WASHINGTON — A top commander of the U.S.-led coalition battling the Islamic State group in Iraq and Syria has publicly acknowledged that Iraq’s Popular Mobilization Forces — a loose alliance of Iranian-backed Shiite militias — are “incidentally” benefiting from the extensive support provided to Iraqi security forces under the control of Baghdad.

Maj. Gen. Rupert Jones, deputy commander of the Combined Joint Task Force for Operation Inherent Resolve, noted that throughout the battle for Mosul, Iraq, and up until last week, the Popular Mobilization Forces, or PMF, were not deployed as an integral part of those Iraqi security forces directly supported by coalition operations. But with the Aug. 20 launch of the offensive on Tal Afar, the PMF is operating in the same sector alongside three Iraqi divisions, Iraq’s counterterrorism service, police units and the country’s emergency response division to liberate Tal Afar and the remainder of Nineveh province from ISIS.

“They’re all under the command of Prime Minister [Haider al]-Abadi. They’ve made a positive start, but we expect it to be a tough fight. And as always, the coalition will be there to support,” Jones told Pentagon reporters.

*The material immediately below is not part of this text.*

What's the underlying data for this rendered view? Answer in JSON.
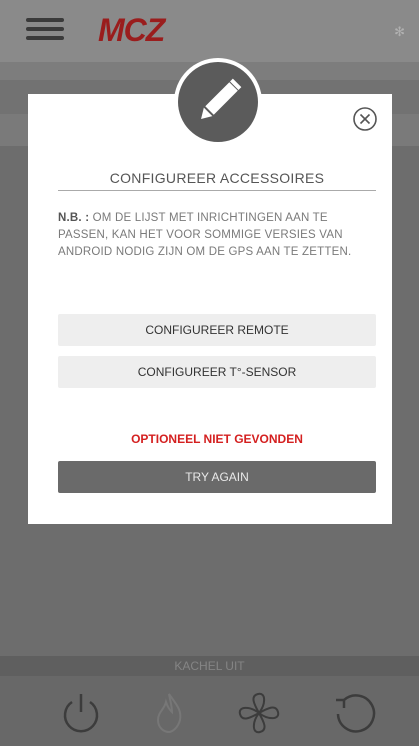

Estimated at some 20,000 fighters, the PMF was formally enshrined in a law signed late last year as part of the Iraqi security forces under the command of Abadi. It includes brigades of Iranian-backed Hezbollah and embedded operatives of the Quds force, the elite unit of Tehran’s Islamic Revolutionary Guards Corps.

At a meeting with Abadi in Tehran last June, Iranian Supreme Leader Ayatollah Ali Khamenei hailed the PMF as an “important and blessed phenomenon.” Conversely, Israeli leaders have assailed the force as a manifestation of Iran’s strategy to establish a land corridor that extends from the Arabian Gulf through Iraq and Syria and then onto Lebanon’s coast along the Mediterranean Sea.

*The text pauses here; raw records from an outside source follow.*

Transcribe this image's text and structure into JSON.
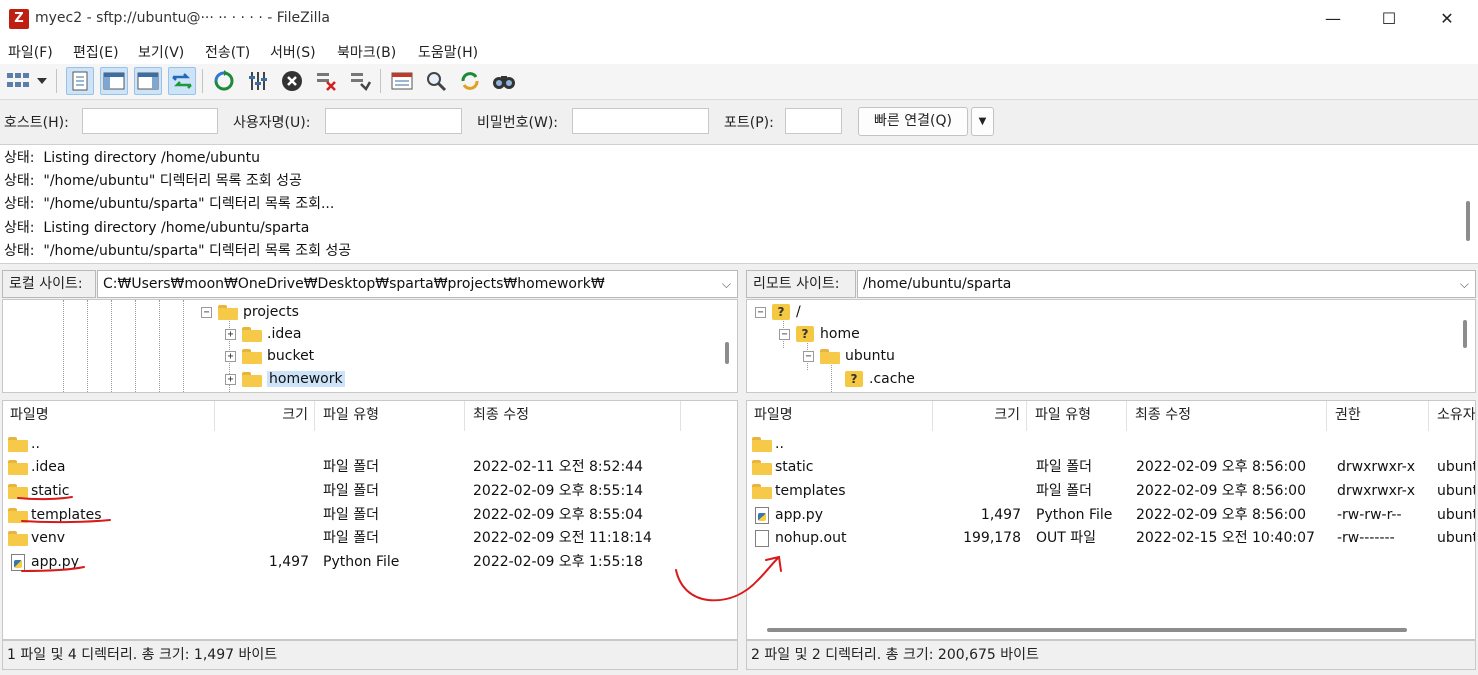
{
  "window": {
    "title": "myec2 - sftp://ubuntu@··· ·· · · ·  · - FileZilla",
    "app_icon_letter": "Z",
    "minimize": "—",
    "maximize": "☐",
    "close": "✕"
  },
  "menu": [
    "파일(F)",
    "편집(E)",
    "보기(V)",
    "전송(T)",
    "서버(S)",
    "북마크(B)",
    "도움말(H)"
  ],
  "toolbar": {
    "icons": [
      "site-manager-icon",
      "dropdown-arrow-icon",
      "toggle-message-log-icon",
      "toggle-local-tree-icon",
      "toggle-remote-tree-icon",
      "toggle-queue-icon",
      "refresh-icon",
      "process-queue-icon",
      "cancel-icon",
      "disconnect-icon",
      "reconnect-icon",
      "directory-listing-filter-icon",
      "compare-directories-icon",
      "sync-browsing-icon",
      "search-files-icon"
    ]
  },
  "quickconnect": {
    "host_label": "호스트(H):",
    "user_label": "사용자명(U):",
    "pass_label": "비밀번호(W):",
    "port_label": "포트(P):",
    "host_value": "",
    "user_value": "",
    "pass_value": "",
    "port_value": "",
    "connect_button": "빠른 연결(Q)",
    "dropdown_arrow": "▼"
  },
  "log": [
    {
      "prefix": "상태:",
      "text": "Listing directory /home/ubuntu"
    },
    {
      "prefix": "상태:",
      "text": "\"/home/ubuntu\" 디렉터리 목록 조회 성공"
    },
    {
      "prefix": "상태:",
      "text": "\"/home/ubuntu/sparta\" 디렉터리 목록 조회..."
    },
    {
      "prefix": "상태:",
      "text": "Listing directory /home/ubuntu/sparta"
    },
    {
      "prefix": "상태:",
      "text": "\"/home/ubuntu/sparta\" 디렉터리 목록 조회 성공"
    }
  ],
  "local": {
    "site_label": "로컬 사이트:",
    "path": "C:₩Users₩moon₩OneDrive₩Desktop₩sparta₩projects₩homework₩",
    "tree": [
      {
        "name": "projects",
        "expander": "⊟"
      },
      {
        "name": ".idea",
        "expander": "⊞"
      },
      {
        "name": "bucket",
        "expander": "⊞"
      },
      {
        "name": "homework",
        "expander": "⊞"
      }
    ],
    "columns": [
      "파일명",
      "크기",
      "파일 유형",
      "최종 수정"
    ],
    "files": [
      {
        "name": "..",
        "size": "",
        "type": "",
        "modified": ""
      },
      {
        "name": ".idea",
        "size": "",
        "type": "파일 폴더",
        "modified": "2022-02-11 오전 8:52:44"
      },
      {
        "name": "static",
        "size": "",
        "type": "파일 폴더",
        "modified": "2022-02-09 오후 8:55:14"
      },
      {
        "name": "templates",
        "size": "",
        "type": "파일 폴더",
        "modified": "2022-02-09 오후 8:55:04"
      },
      {
        "name": "venv",
        "size": "",
        "type": "파일 폴더",
        "modified": "2022-02-09 오전 11:18:14"
      },
      {
        "name": "app.py",
        "size": "1,497",
        "type": "Python File",
        "modified": "2022-02-09 오후 1:55:18"
      }
    ],
    "status": "1 파일 및 4 디렉터리. 총 크기: 1,497 바이트"
  },
  "remote": {
    "site_label": "리모트 사이트:",
    "path": "/home/ubuntu/sparta",
    "tree": [
      {
        "name": "/",
        "expander": "⊟"
      },
      {
        "name": "home",
        "expander": "⊟"
      },
      {
        "name": "ubuntu",
        "expander": "⊟"
      },
      {
        "name": ".cache",
        "expander": ""
      }
    ],
    "columns": [
      "파일명",
      "크기",
      "파일 유형",
      "최종 수정",
      "권한",
      "소유자"
    ],
    "files": [
      {
        "name": "..",
        "size": "",
        "type": "",
        "modified": "",
        "perm": "",
        "owner": ""
      },
      {
        "name": "static",
        "size": "",
        "type": "파일 폴더",
        "modified": "2022-02-09 오후 8:56:00",
        "perm": "drwxrwxr-x",
        "owner": "ubunt"
      },
      {
        "name": "templates",
        "size": "",
        "type": "파일 폴더",
        "modified": "2022-02-09 오후 8:56:00",
        "perm": "drwxrwxr-x",
        "owner": "ubunt"
      },
      {
        "name": "app.py",
        "size": "1,497",
        "type": "Python File",
        "modified": "2022-02-09 오후 8:56:00",
        "perm": "-rw-rw-r--",
        "owner": "ubunt"
      },
      {
        "name": "nohup.out",
        "size": "199,178",
        "type": "OUT 파일",
        "modified": "2022-02-15 오전 10:40:07",
        "perm": "-rw-------",
        "owner": "ubunt"
      }
    ],
    "status": "2 파일 및 2 디렉터리. 총 크기: 200,675 바이트"
  },
  "colors": {
    "annotation": "#d91a1a",
    "selection": "#cde3f7",
    "folder": "#f7c948"
  }
}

In his Pentagon briefing, Jones noted that throughout the battle for Mosul, the PMF operated far west of the city under orders from Abadi. Today, he said, PMF fighters remain on the outskirts of Mosul, although he conceded that “elements may have slipped into the city … but you won’t find areas of the city held by the PMF.”

As for the battle for Tal Afar, which had been held by the PMF prior to the coalition-supported offensive, Jones insisted that U.S.-led support is indirect, yet inevitable due to what he called the congested battle space. “The Iraqi government made the decision that the PMF is to be integrated with elements of the Iraqi security forces. … So any support that we might provide to the PMF will be incidental to the fact that we are directly supporting the Iraqi Army, the counterterrorism force, the police and the like,” he said.

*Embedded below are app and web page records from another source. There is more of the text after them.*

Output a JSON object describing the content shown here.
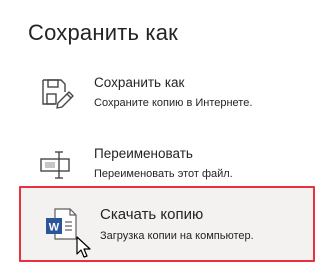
{
  "title": "Сохранить как",
  "items": [
    {
      "label": "Сохранить как",
      "description": "Сохраните копию в Интернете.",
      "icon": "save-as-icon"
    },
    {
      "label": "Переименовать",
      "description": "Переименовать этот файл.",
      "icon": "rename-icon"
    },
    {
      "label": "Скачать копию",
      "description": "Загрузка копии на компьютер.",
      "icon": "word-document-icon"
    }
  ],
  "highlight_color": "#e8303f",
  "word_brand_color": "#2b579a"
}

When asked about what specific types of support may indirectly benefit the PMF, Jones replied: “By ‘support’ I mean if you conduct an airstrike or a ground artillery fires in support of the federal police, and the PMF are operating on that same axis, they are going to get incremental support from it. Because without it, the Iraqi police can’t advance, nor can the PMF. … It’s always impossible to make a complete distinction in a congested battle space.”

The coalition commander noted that the Iraqi prime minister has used both the words “disciplined” and “nondisciplined” to describe the PMF, and warned against painting the entire PMF with a negative, Iranian-linked brush.

“There’s a risk in using a kind of blanket description of the PMF which creates a negative connotation. The PMF are now part of the Iraqi security forces. And forces which are moderate in their intent and forces that comply with the orders of Prime Minister Abadi rather than somebody else’s instructions are potentially a positive influence,” Jones said.

“We are here as a military coalition to support our partner forces in defeating [ISIS]. Not to do anything else,” he added. ”There are other forces and influences at play, but that is not part of the operation and not what our mission is about.”

Behnam Ben Taleblu, a senior Iran analyst for the Washington-based Foundation for Defense of Democracies, said incorporating the PMF into Iraq’s institutions of state security may ultimately threaten Iraqi sovereignty once ISIS is defeated militarily. “Iraqi sovereignty, I’m afraid, is like Swiss cheese, with a lot of the holes filled by Iranian influence.”

He insisted that U.S. policy and policy of other major coalition partners should be based on the political future of Iraq, after ISIS is defeated militarily. “We all should be wary of history repeating itself, where we win the battle militarily, yet lose it politically by allowing Iran to step in and fill the vacuum.”

When asked if the U.S.-backed coalition would be working directly with the PMF on so-called stabilization operations after the fighting is over, Jones deferred to political leaders in world capitals. “Do we have any freedoms at the moment to conduct that type of coordination? Absolutely not. And as a military man, I’d frankly be surprised if we received those sorts of instruction.”